Too soft can also be a problem. You don’t want people to have to turn up the volume to listen to your rip, and then have the next thing they listen to be surprisingly and unpleasantly loud. What I tend to do is aim for my peak to be between 80 and 100 percent of the maximum amplitude. Another way is to switch back and forth between your rip and the original, or an unrelated professionally mixed track, until both seem to be the same volume or near enough to it. If your rip isn’t loud enough, you can either increase the volume and re-render, but it’s also OK to use Audacity to amplify it. The default settings will amplify it until the peak is just touching the maximum (or minimum) value, which is what you probably want in most cases.[caption id="attachment_79" align="aligncenter" width="463"] A rip that is potentially too soft.[/caption]
Most video game music loops, and if you’re ripping a song that loops, your rip should not end abruptly, but rather fade out at the start of the second loop. I would recommend a fade length of 10 seconds at a minimum, but I personally prefer 15. Something else you can do is modify the fade length based on the BPM of the song. Faster BPM allows a shorter fade time, and vice versa.
If your rip is mostly just for humor, you probably only want to play one loop and then fade out at the start of the second loop. If your rip is musically pleasing to listen to, you probably want to let it play two full loops before you fade out—this is standard for video game music OSTs.

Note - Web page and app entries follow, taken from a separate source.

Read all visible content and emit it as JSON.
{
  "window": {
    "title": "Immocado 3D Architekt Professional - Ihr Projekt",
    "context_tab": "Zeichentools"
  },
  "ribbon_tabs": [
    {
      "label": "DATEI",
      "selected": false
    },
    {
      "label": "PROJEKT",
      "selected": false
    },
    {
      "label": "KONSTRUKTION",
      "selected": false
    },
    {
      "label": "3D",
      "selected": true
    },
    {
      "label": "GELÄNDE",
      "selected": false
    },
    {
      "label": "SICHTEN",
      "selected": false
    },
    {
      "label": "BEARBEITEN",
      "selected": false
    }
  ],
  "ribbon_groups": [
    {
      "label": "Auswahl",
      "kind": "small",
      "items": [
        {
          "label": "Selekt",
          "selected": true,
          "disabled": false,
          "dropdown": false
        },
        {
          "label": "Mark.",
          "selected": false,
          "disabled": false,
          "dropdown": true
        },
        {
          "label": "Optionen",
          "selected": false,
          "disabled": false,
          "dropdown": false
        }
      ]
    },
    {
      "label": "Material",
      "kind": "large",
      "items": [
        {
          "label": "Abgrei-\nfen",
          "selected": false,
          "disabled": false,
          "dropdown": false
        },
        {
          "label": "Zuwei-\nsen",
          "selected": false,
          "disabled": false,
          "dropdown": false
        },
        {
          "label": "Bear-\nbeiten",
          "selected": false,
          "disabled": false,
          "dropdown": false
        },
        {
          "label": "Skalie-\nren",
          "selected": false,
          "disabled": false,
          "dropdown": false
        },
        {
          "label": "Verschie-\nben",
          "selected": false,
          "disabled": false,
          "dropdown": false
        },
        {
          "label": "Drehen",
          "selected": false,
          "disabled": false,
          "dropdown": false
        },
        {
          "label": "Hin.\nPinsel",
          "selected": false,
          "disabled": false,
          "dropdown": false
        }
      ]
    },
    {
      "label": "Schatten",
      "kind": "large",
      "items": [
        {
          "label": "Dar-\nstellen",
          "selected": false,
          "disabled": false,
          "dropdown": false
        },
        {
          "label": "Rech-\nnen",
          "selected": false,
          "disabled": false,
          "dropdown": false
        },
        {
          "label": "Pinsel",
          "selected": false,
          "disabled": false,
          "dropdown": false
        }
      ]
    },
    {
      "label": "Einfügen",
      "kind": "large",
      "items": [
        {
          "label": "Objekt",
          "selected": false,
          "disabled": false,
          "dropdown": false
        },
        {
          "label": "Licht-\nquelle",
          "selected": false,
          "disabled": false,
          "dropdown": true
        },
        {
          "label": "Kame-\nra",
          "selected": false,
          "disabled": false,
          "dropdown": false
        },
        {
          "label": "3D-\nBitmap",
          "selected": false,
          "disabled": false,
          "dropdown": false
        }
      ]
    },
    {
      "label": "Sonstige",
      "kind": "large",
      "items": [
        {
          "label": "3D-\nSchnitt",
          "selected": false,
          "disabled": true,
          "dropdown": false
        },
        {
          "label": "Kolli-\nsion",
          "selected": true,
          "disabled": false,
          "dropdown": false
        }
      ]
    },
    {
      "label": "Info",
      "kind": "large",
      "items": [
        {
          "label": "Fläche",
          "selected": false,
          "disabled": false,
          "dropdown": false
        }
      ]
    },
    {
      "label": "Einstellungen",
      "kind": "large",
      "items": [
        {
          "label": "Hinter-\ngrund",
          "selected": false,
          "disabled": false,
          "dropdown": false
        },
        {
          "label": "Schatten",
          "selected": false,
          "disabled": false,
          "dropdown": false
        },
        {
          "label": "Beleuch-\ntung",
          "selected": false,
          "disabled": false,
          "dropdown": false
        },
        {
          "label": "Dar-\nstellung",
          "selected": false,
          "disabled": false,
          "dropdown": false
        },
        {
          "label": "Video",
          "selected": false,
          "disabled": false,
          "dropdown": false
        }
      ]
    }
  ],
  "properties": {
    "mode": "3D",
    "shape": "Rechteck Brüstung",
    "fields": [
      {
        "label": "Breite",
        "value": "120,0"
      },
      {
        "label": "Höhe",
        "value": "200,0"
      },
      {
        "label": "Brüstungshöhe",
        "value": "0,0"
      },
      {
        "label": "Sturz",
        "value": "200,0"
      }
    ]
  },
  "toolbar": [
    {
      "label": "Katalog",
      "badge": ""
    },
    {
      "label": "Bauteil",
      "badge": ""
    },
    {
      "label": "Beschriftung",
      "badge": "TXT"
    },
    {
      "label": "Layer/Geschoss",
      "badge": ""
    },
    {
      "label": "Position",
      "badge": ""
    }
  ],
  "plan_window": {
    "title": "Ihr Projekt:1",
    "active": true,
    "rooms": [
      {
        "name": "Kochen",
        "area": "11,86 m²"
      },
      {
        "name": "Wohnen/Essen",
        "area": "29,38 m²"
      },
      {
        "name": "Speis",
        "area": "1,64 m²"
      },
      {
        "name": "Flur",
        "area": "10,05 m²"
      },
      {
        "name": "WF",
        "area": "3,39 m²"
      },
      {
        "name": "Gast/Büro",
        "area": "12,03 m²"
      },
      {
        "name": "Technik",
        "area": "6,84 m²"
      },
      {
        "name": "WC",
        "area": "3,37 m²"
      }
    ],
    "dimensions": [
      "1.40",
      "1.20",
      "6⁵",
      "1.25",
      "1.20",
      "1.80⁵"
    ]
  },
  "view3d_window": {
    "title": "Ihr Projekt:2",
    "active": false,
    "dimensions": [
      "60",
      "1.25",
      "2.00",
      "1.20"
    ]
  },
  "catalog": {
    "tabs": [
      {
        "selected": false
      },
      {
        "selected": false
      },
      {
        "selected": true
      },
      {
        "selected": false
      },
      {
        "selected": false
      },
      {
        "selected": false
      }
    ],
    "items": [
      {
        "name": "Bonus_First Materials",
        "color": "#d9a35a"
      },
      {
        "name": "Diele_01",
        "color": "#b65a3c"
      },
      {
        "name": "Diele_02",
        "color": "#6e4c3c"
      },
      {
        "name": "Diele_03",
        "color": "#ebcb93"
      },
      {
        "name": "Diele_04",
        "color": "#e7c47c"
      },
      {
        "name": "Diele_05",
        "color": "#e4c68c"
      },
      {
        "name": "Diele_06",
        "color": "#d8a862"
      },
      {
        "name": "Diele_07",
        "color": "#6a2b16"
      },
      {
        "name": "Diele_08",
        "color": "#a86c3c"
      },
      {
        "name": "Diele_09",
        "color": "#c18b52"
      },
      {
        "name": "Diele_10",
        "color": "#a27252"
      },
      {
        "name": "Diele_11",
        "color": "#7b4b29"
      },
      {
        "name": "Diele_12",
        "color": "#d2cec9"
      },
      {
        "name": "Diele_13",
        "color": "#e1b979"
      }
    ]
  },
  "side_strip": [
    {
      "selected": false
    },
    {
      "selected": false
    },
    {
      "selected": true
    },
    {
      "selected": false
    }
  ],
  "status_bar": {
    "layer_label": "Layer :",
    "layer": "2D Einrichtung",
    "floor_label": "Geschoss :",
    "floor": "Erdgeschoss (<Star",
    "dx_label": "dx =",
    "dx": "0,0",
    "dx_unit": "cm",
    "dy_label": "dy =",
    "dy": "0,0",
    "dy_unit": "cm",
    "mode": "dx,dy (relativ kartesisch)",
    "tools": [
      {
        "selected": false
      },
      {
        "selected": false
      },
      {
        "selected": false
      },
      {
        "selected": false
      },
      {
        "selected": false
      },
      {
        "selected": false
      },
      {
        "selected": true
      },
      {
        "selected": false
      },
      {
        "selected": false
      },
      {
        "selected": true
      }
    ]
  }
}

While you may not be the type of person who insists on only listening to FLAC, it is worthwhile to keep a lossless copy of any music you create. This is useful if you ever want to put it onto an album, or if you lose the project files and you need to make some emergency post-production edits. (While we’re on the topic, you should archive your project files forever. You never know when you might need them.) Generally, you don’t want to save as MP3 until you’re totally done working on a rip, as every MP3 conversion will reduce the audio quality. Once is acceptable and not noticeable, but compressing it twice is to be avoided.
So yes, any renders you do should be in a lossless format like WAV or FLAC unless you’re spitting out a quick work-in-progress or preview. It’s pretty standard to render with a sample rate of 44100Hz and 16 bits per sample. You can go higher but there’s really no need.
Once you have a lossless render, you should then either re-render in MP3, or use Audacity or foobar2000 to convert the lossless render to MP3. I tend to render MP3s as V0, which is the highest quality variable bitrate encoding the format allows. What the “best” bitrate is is a heated and ongoing debate that nobody really agrees on, so honestly, it’s best to offer lossless downloads in addition to some “good enough” lossy option such as V0 MP3 so the people who really care can get it and transcode to whatever bitrate they personally like best.